Should we only teach people who will join the local congregation?



I am writing for some advice.  I live in a city and worship just outside the city in a small town.  I have a passion for sharing the Gospel with the lost.  While at a congregation in the city, I was blessed to share with people who often ended up being members of that congregation.  However, there were those I studied with who chose to worship at other area congregations.  I never had a problem with that because I believe that we are all members of the body. 

Where I'm currently at, one of the elders has made it known on three different occasions that he doesn't want me studying with people in the city unless they would end up worshiping with us -- a congregation 15-20 minutes outside of the city. He has also asked me to stop studying with a family in the city when I told him I didn't think they would come out to worship with us because they live on the far side of the city and it would take them an hour at best to get to us. He insists that we focus on the community where we worship at and where most of the members live. The problem is we haven't been that effective in reaching the community, and most of the members don't invite family, friends, coworkers or neighbors to service, so we don't have that many visitors.  The only time I'm actually in the area is when I'm there for worship or Bible study.  I would love to be busy there sharing with the lost, but there are not too many opportunities to do so. 

So my question is what should I do?  People call me with prospects. Should I pass on opportunities to share the gospel in the city? 


The elder is out of line. He is issuing rules when he has no authority to do so and those rules are contrary to the teachings of Christ.

The job of all Christians is to teach the gospel so that the kingdom will spread. "Now when the Gentiles heard this, they were glad and glorified the word of the Lord. And as many as had been appointed to eternal life believed. And the word of the Lord was being spread throughout all the region" (Acts 13:48-49). I can't think of a passage that directs the church to focus on building up its local membership. True, when members are teaching the gospel, the general result is that the local church grows in number, but the focus is not on local numbers.

The disciples once tried to stop a man from working miracles because he wasn't a disciple of Jesus. "Now John answered Him, saying, "Teacher, we saw someone who does not follow us casting out demons in Your name, and we forbade him because he does not follow us." But Jesus said, "Do not forbid him, for no one who works a miracle in My name can soon afterward speak evil of Me. For he who is not against us is on our side"" (Mark 9:38-40). What the disciples forgot is that miracles come from God. If a man was doing miracles, then he had God's approval.

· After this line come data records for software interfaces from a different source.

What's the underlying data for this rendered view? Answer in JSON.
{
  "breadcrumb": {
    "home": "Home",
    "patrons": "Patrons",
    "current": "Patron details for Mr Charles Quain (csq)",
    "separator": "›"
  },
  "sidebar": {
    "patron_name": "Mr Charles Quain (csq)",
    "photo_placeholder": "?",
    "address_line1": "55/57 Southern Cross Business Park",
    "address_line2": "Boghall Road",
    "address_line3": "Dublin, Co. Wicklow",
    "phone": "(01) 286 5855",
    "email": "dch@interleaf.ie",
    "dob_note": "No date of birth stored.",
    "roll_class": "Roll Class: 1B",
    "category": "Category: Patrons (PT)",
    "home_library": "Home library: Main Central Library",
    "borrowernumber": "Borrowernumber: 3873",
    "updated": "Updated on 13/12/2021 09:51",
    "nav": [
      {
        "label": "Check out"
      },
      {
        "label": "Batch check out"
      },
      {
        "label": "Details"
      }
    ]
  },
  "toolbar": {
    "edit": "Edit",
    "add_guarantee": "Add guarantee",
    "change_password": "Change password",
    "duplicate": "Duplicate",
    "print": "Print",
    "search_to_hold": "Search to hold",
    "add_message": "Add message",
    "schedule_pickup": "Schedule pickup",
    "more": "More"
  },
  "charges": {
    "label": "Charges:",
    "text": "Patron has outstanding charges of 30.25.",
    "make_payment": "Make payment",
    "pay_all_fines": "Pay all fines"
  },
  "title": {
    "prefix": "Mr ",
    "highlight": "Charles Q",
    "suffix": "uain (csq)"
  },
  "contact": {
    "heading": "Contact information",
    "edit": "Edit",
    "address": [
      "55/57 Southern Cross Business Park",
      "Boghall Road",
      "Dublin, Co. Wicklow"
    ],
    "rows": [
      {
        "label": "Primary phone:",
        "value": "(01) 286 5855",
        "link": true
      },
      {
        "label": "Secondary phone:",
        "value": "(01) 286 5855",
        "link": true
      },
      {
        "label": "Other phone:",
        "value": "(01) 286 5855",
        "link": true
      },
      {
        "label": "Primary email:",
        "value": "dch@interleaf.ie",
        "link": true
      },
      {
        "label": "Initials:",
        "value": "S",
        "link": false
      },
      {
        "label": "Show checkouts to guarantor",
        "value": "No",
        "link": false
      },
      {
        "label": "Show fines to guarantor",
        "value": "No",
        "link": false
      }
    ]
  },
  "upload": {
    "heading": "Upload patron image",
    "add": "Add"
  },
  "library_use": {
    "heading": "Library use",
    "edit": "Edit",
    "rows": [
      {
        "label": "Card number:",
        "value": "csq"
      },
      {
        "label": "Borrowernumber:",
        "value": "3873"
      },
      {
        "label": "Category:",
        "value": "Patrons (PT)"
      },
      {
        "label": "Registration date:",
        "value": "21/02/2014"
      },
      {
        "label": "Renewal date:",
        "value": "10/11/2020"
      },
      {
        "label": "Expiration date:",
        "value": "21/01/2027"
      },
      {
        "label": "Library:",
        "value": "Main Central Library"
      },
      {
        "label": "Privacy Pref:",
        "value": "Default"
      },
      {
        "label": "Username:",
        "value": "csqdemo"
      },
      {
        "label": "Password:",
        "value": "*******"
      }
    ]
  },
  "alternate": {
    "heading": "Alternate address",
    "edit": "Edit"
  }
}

Though he might not have been an official follower of Jesus, he was following Christ as the miracles demonstrated.

This also happened to Moses. "And a young man ran and told Moses, and said, "Eldad and Medad are prophesying in the camp." So Joshua the son of Nun, Moses' assistant, one of his choice men, answered and said, "Moses my lord, forbid them!" Then Moses said to him, "Are you zealous for my sake? Oh, that all the LORD'S people were prophets and that the LORD would put His Spirit upon them!"" (Numbers 11:27-29).

The command is to go into all the world and teach (Matthew 28:18-20). The elder cannot issue edicts contrary to the Lord's commands. If you are able to teach people in the city, then teach! The more who are converted to Christ, the better this world will be.

Thank you, brother Jeffery!

You have given me the same advice other brothers have given, and it really does mean a lot to me. I believe in advancing the Kingdom, and I try to do my part by always being willing and ready. Please pray for me, my elder gets pretty upset about it, and I don't want to leave that congregation, nor do I want to upset him or lie to him. Pray that God will continue to use me, and that I will have peace.